**Data for this exercise:**
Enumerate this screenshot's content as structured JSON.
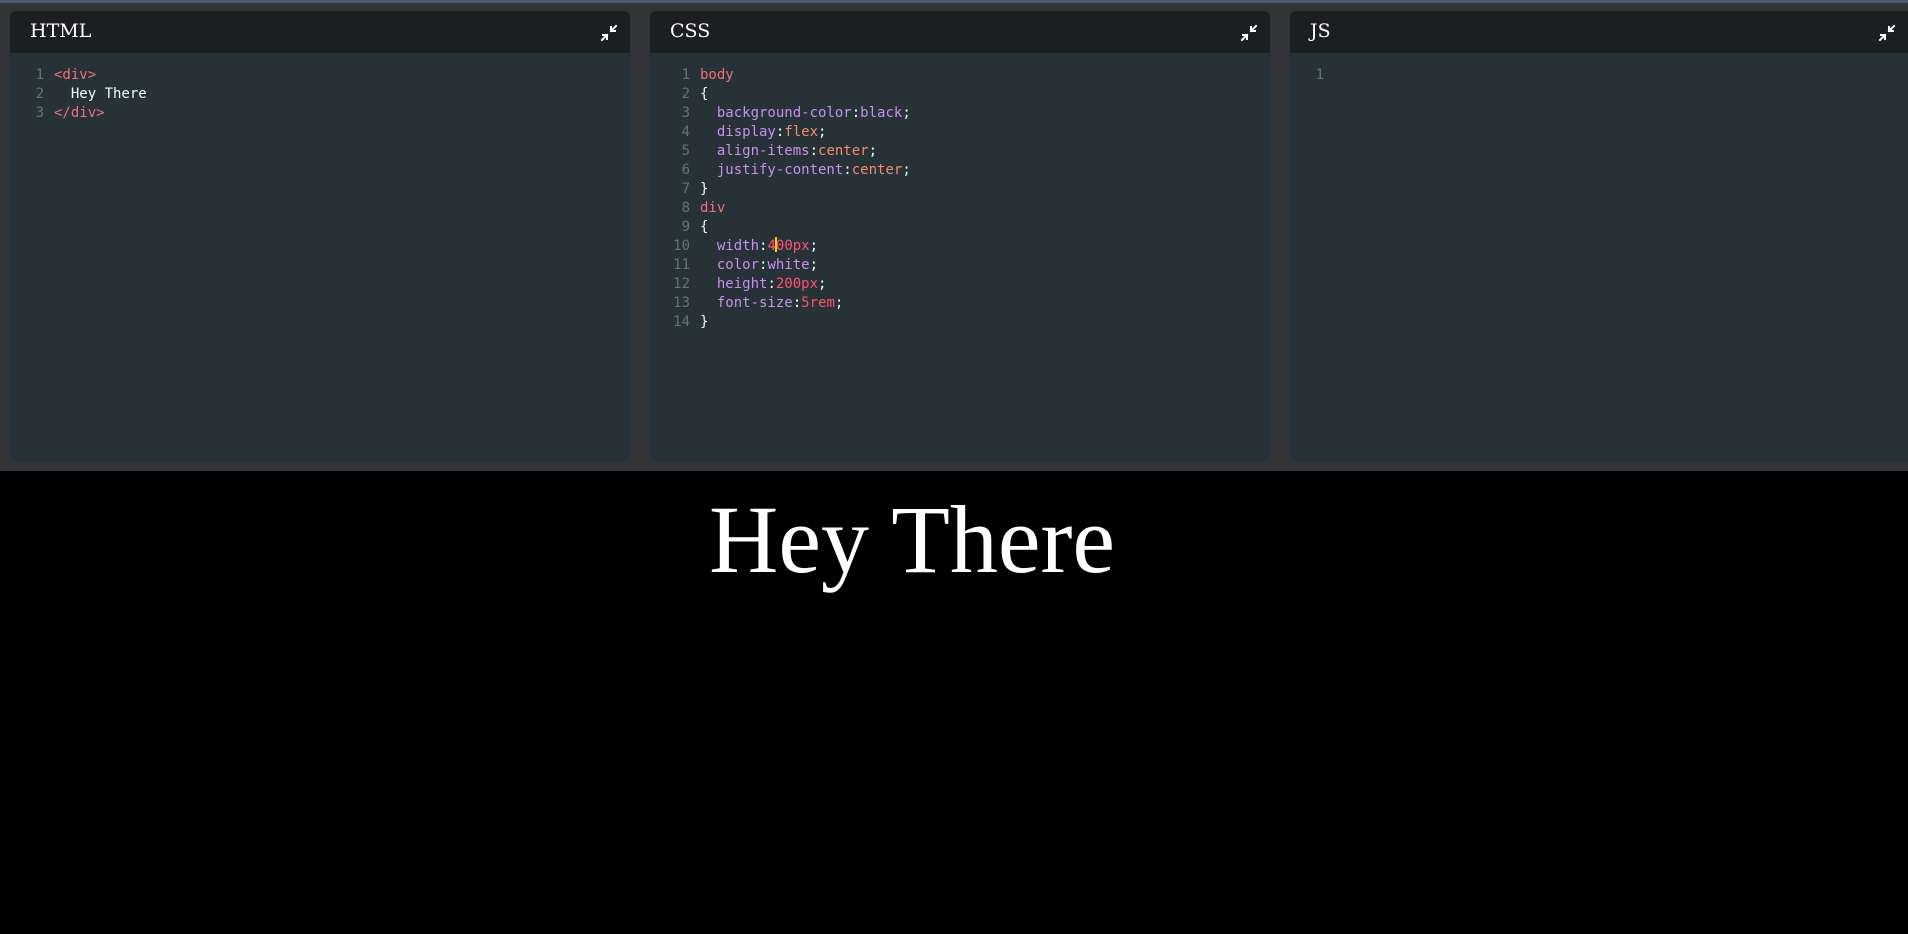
{
  "panels": {
    "html": {
      "title": "HTML",
      "lines": [
        {
          "n": "1",
          "parts": [
            [
              "tag",
              "<div>"
            ]
          ]
        },
        {
          "n": "2",
          "parts": [
            [
              "txt",
              "  Hey There"
            ]
          ]
        },
        {
          "n": "3",
          "parts": [
            [
              "tag",
              "</div>"
            ]
          ]
        }
      ]
    },
    "css": {
      "title": "CSS",
      "lines": [
        {
          "n": "1",
          "parts": [
            [
              "tag",
              "body"
            ]
          ]
        },
        {
          "n": "2",
          "parts": [
            [
              "txt",
              "{"
            ]
          ]
        },
        {
          "n": "3",
          "parts": [
            [
              "txt",
              "  "
            ],
            [
              "prop",
              "background-color"
            ],
            [
              "txt",
              ":"
            ],
            [
              "prop",
              "black"
            ],
            [
              "txt",
              ";"
            ]
          ]
        },
        {
          "n": "4",
          "parts": [
            [
              "txt",
              "  "
            ],
            [
              "prop",
              "display"
            ],
            [
              "txt",
              ":"
            ],
            [
              "val",
              "flex"
            ],
            [
              "txt",
              ";"
            ]
          ]
        },
        {
          "n": "5",
          "parts": [
            [
              "txt",
              "  "
            ],
            [
              "prop",
              "align-items"
            ],
            [
              "txt",
              ":"
            ],
            [
              "val",
              "center"
            ],
            [
              "txt",
              ";"
            ]
          ]
        },
        {
          "n": "6",
          "parts": [
            [
              "txt",
              "  "
            ],
            [
              "prop",
              "justify-content"
            ],
            [
              "txt",
              ":"
            ],
            [
              "val",
              "center"
            ],
            [
              "txt",
              ";"
            ]
          ]
        },
        {
          "n": "7",
          "parts": [
            [
              "txt",
              "}"
            ]
          ]
        },
        {
          "n": "8",
          "parts": [
            [
              "tag",
              "div"
            ]
          ]
        },
        {
          "n": "9",
          "parts": [
            [
              "txt",
              "{"
            ]
          ]
        },
        {
          "n": "10",
          "parts": [
            [
              "txt",
              "  "
            ],
            [
              "prop",
              "width"
            ],
            [
              "txt",
              ":"
            ],
            [
              "num",
              "4"
            ],
            [
              "caret",
              ""
            ],
            [
              "num",
              "00px"
            ],
            [
              "txt",
              ";"
            ]
          ]
        },
        {
          "n": "11",
          "parts": [
            [
              "txt",
              "  "
            ],
            [
              "prop",
              "color"
            ],
            [
              "txt",
              ":"
            ],
            [
              "prop",
              "white"
            ],
            [
              "txt",
              ";"
            ]
          ]
        },
        {
          "n": "12",
          "parts": [
            [
              "txt",
              "  "
            ],
            [
              "prop",
              "height"
            ],
            [
              "txt",
              ":"
            ],
            [
              "num",
              "200px"
            ],
            [
              "txt",
              ";"
            ]
          ]
        },
        {
          "n": "13",
          "parts": [
            [
              "txt",
              "  "
            ],
            [
              "prop",
              "font-size"
            ],
            [
              "txt",
              ":"
            ],
            [
              "num",
              "5rem"
            ],
            [
              "txt",
              ";"
            ]
          ]
        },
        {
          "n": "14",
          "parts": [
            [
              "txt",
              "}"
            ]
          ]
        }
      ]
    },
    "js": {
      "title": "JS",
      "lines": [
        {
          "n": "1",
          "parts": []
        }
      ]
    }
  },
  "preview": {
    "text": "Hey There",
    "background": "#000000",
    "color": "#ffffff"
  },
  "icons": {
    "collapse": "collapse-arrows-icon"
  }
}
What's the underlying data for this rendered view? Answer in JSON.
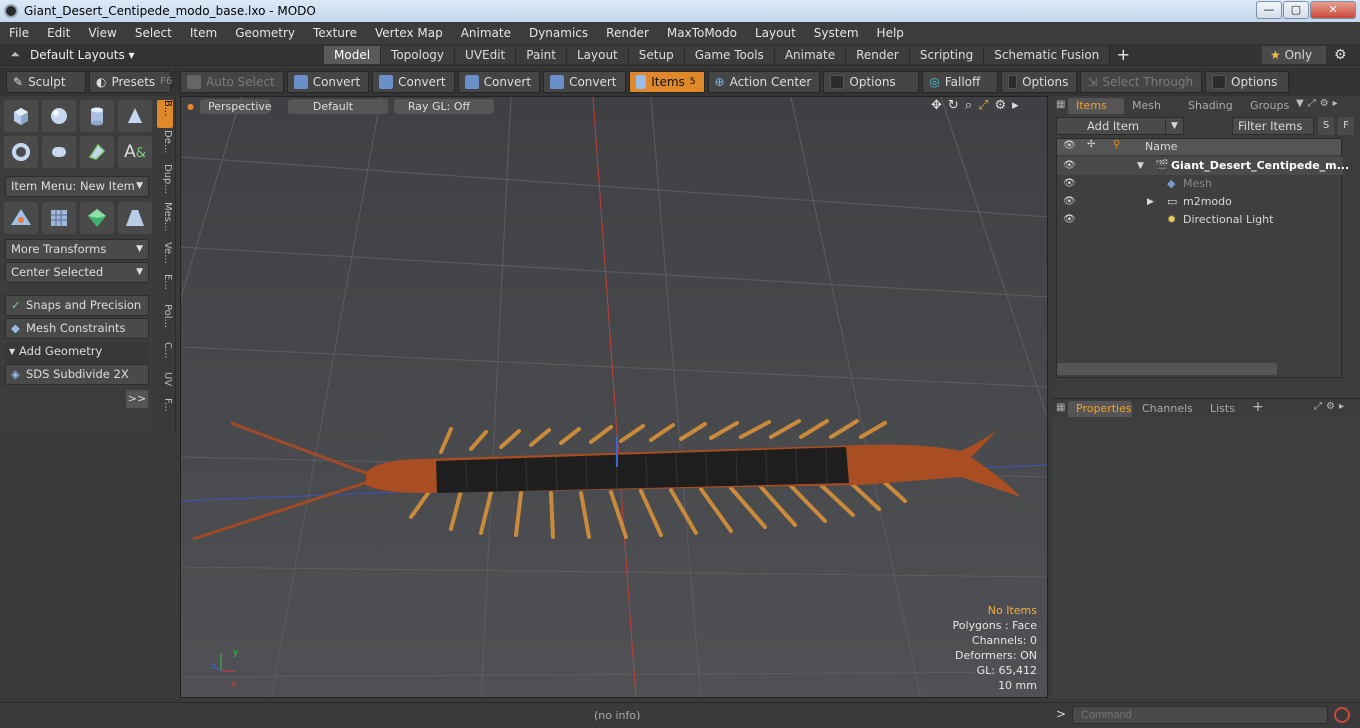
{
  "window": {
    "title": "Giant_Desert_Centipede_modo_base.lxo - MODO",
    "min": "—",
    "max": "▢",
    "close": "✕"
  },
  "menu": [
    "File",
    "Edit",
    "View",
    "Select",
    "Item",
    "Geometry",
    "Texture",
    "Vertex Map",
    "Animate",
    "Dynamics",
    "Render",
    "MaxToModo",
    "Layout",
    "System",
    "Help"
  ],
  "layouts": {
    "default_label": "Default Layouts",
    "tabs": [
      "Model",
      "Topology",
      "UVEdit",
      "Paint",
      "Layout",
      "Setup",
      "Game Tools",
      "Animate",
      "Render",
      "Scripting",
      "Schematic Fusion"
    ],
    "active": "Model",
    "add": "+",
    "only": "Only"
  },
  "toolbar": {
    "sculpt": "Sculpt",
    "presets": "Presets",
    "presets_key": "F6",
    "auto_select": "Auto Select",
    "convert": "Convert",
    "items": "Items",
    "items_key": "5",
    "action_center": "Action Center",
    "options": "Options",
    "falloff": "Falloff",
    "select_through": "Select Through"
  },
  "left": {
    "item_menu": "Item Menu: New Item",
    "more_transforms": "More Transforms",
    "center_selected": "Center Selected",
    "snaps": "Snaps and Precision",
    "mesh_constraints": "Mesh Constraints",
    "add_geometry": "Add Geometry",
    "sds": "SDS Subdivide 2X",
    "more": ">>"
  },
  "vtabs": [
    "B...",
    "De...",
    "Dup...",
    "Mes...",
    "Ve...",
    "E...",
    "Pol...",
    "C...",
    "UV",
    "F..."
  ],
  "viewport": {
    "view": "Perspective",
    "shading": "Default",
    "raygl": "Ray GL: Off",
    "hud": {
      "items": "No Items",
      "polygons": "Polygons : Face",
      "channels": "Channels: 0",
      "deformers": "Deformers: ON",
      "gl": "GL: 65,412",
      "scale": "10 mm"
    }
  },
  "items_panel": {
    "tabs": [
      "Items",
      "Mesh ...",
      "Shading",
      "Groups"
    ],
    "add_item": "Add Item",
    "filter": "Filter Items",
    "s": "S",
    "f": "F",
    "name_col": "Name",
    "rows": [
      "Giant_Desert_Centipede_m...",
      "Mesh",
      "m2modo",
      "Directional Light"
    ]
  },
  "props_panel": {
    "tabs": [
      "Properties",
      "Channels",
      "Lists"
    ],
    "add": "+"
  },
  "status": {
    "info": "(no info)",
    "prompt": ">",
    "command_placeholder": "Command"
  }
}
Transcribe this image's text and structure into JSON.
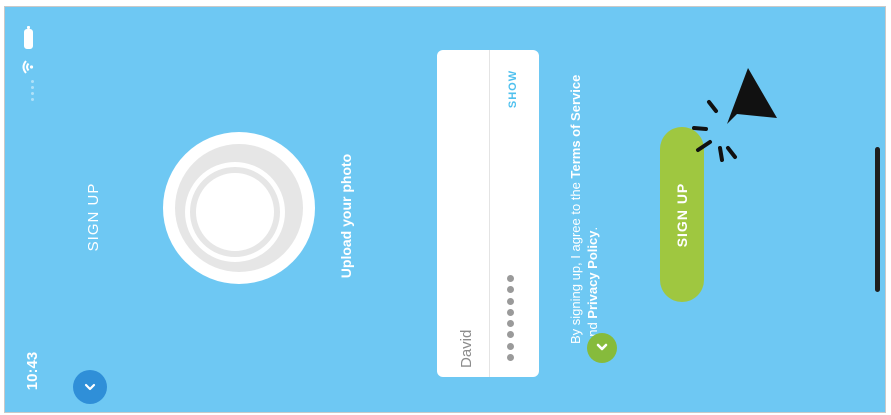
{
  "status_bar": {
    "time": "10:43"
  },
  "header": {
    "title": "SIGN UP"
  },
  "photo": {
    "upload_label": "Upload your photo"
  },
  "form": {
    "username_value": "David",
    "password_mask": "●●●●●●●●",
    "show_label": "SHOW"
  },
  "terms": {
    "prefix": "By signing up, I agree to the ",
    "terms_link": "Terms of Service",
    "and": " and ",
    "privacy_link": "Privacy Policy",
    "suffix": "."
  },
  "signup_button": {
    "label": "SIGN UP"
  },
  "colors": {
    "background": "#6ec8f3",
    "accent_green": "#9fc740",
    "check_green": "#86bb3c",
    "back_button_blue": "#2f8fd8",
    "show_link": "#4fc0ee"
  },
  "icons": {
    "back": "chevron-down-icon",
    "check": "check-icon",
    "battery": "battery-icon",
    "wifi": "wifi-icon",
    "cursor": "pointer-cursor-icon"
  }
}
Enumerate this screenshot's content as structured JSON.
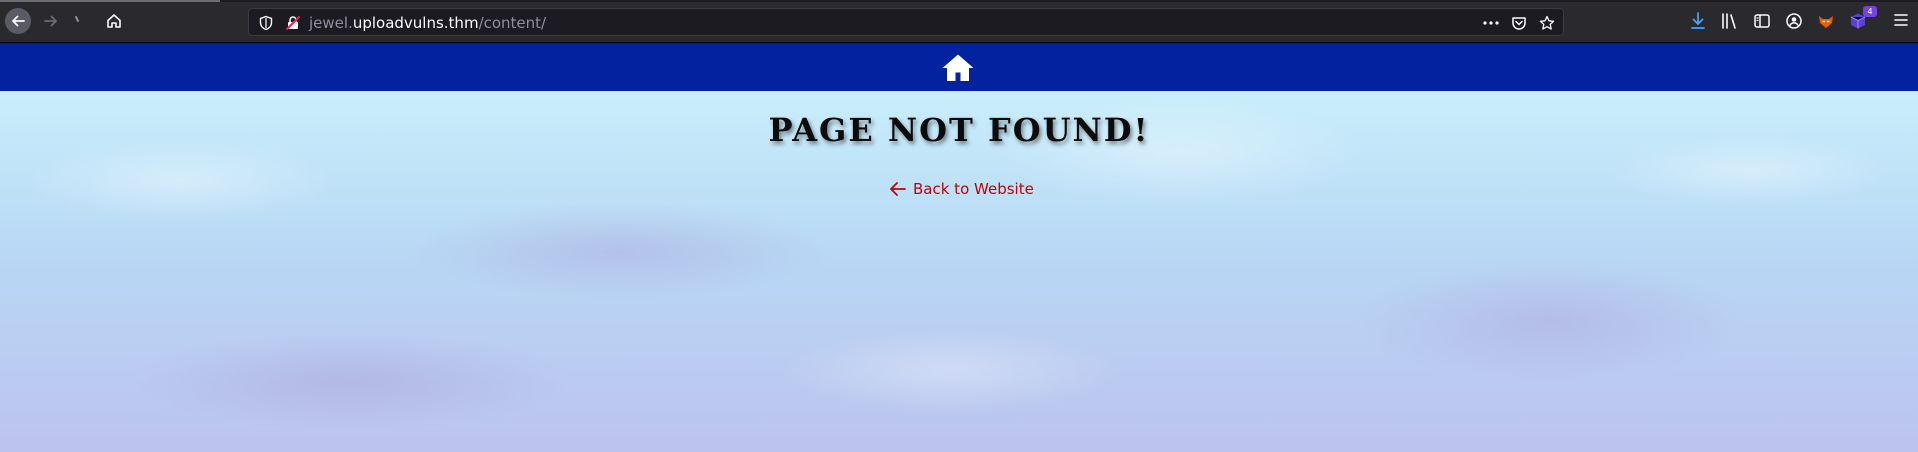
{
  "browser": {
    "url_prefix": "jewel.",
    "url_domain": "uploadvulns.thm",
    "url_path": "/content/",
    "extension_badge": "4",
    "icons": {
      "back": "arrow-left-icon",
      "forward": "arrow-right-icon",
      "reload": "loading-icon",
      "home": "home-icon",
      "tracking": "shield-icon",
      "insecure": "lock-slash-icon",
      "page_actions": "ellipsis-icon",
      "pocket": "pocket-icon",
      "bookmark": "star-icon",
      "downloads": "download-icon",
      "library": "library-icon",
      "sidebar": "sidebar-icon",
      "account": "account-icon",
      "ext1": "fox-extension-icon",
      "ext2": "cube-extension-icon",
      "menu": "hamburger-menu-icon"
    }
  },
  "site": {
    "nav": {
      "home_icon": "home-icon"
    },
    "title": "Page Not Found!",
    "back_link": {
      "label": "Back to Website",
      "icon": "arrow-left-icon"
    },
    "colors": {
      "nav_bg": "#0322a0",
      "link": "#b80505"
    }
  }
}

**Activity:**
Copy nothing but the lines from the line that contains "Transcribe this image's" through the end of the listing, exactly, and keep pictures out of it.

**Expected answer:**
Transcribe this image's text and structure into JSON.
{
  "status_bar": {
    "time": "10:43"
  },
  "header": {
    "title": "SIGN UP"
  },
  "photo": {
    "upload_label": "Upload your photo"
  },
  "form": {
    "username_value": "David",
    "password_mask": "●●●●●●●●",
    "show_label": "SHOW"
  },
  "terms": {
    "prefix": "By signing up, I agree to the ",
    "terms_link": "Terms of Service",
    "and": " and ",
    "privacy_link": "Privacy Policy",
    "suffix": "."
  },
  "signup_button": {
    "label": "SIGN UP"
  },
  "colors": {
    "background": "#6ec8f3",
    "accent_green": "#9fc740",
    "check_green": "#86bb3c",
    "back_button_blue": "#2f8fd8",
    "show_link": "#4fc0ee"
  },
  "icons": {
    "back": "chevron-down-icon",
    "check": "check-icon",
    "battery": "battery-icon",
    "wifi": "wifi-icon",
    "cursor": "pointer-cursor-icon"
  }
}
Enumerate this screenshot's content as structured JSON.
{
  "browser": {
    "url_prefix": "jewel.",
    "url_domain": "uploadvulns.thm",
    "url_path": "/content/",
    "extension_badge": "4",
    "icons": {
      "back": "arrow-left-icon",
      "forward": "arrow-right-icon",
      "reload": "loading-icon",
      "home": "home-icon",
      "tracking": "shield-icon",
      "insecure": "lock-slash-icon",
      "page_actions": "ellipsis-icon",
      "pocket": "pocket-icon",
      "bookmark": "star-icon",
      "downloads": "download-icon",
      "library": "library-icon",
      "sidebar": "sidebar-icon",
      "account": "account-icon",
      "ext1": "fox-extension-icon",
      "ext2": "cube-extension-icon",
      "menu": "hamburger-menu-icon"
    }
  },
  "site": {
    "nav": {
      "home_icon": "home-icon"
    },
    "title": "Page Not Found!",
    "back_link": {
      "label": "Back to Website",
      "icon": "arrow-left-icon"
    },
    "colors": {
      "nav_bg": "#0322a0",
      "link": "#b80505"
    }
  }
}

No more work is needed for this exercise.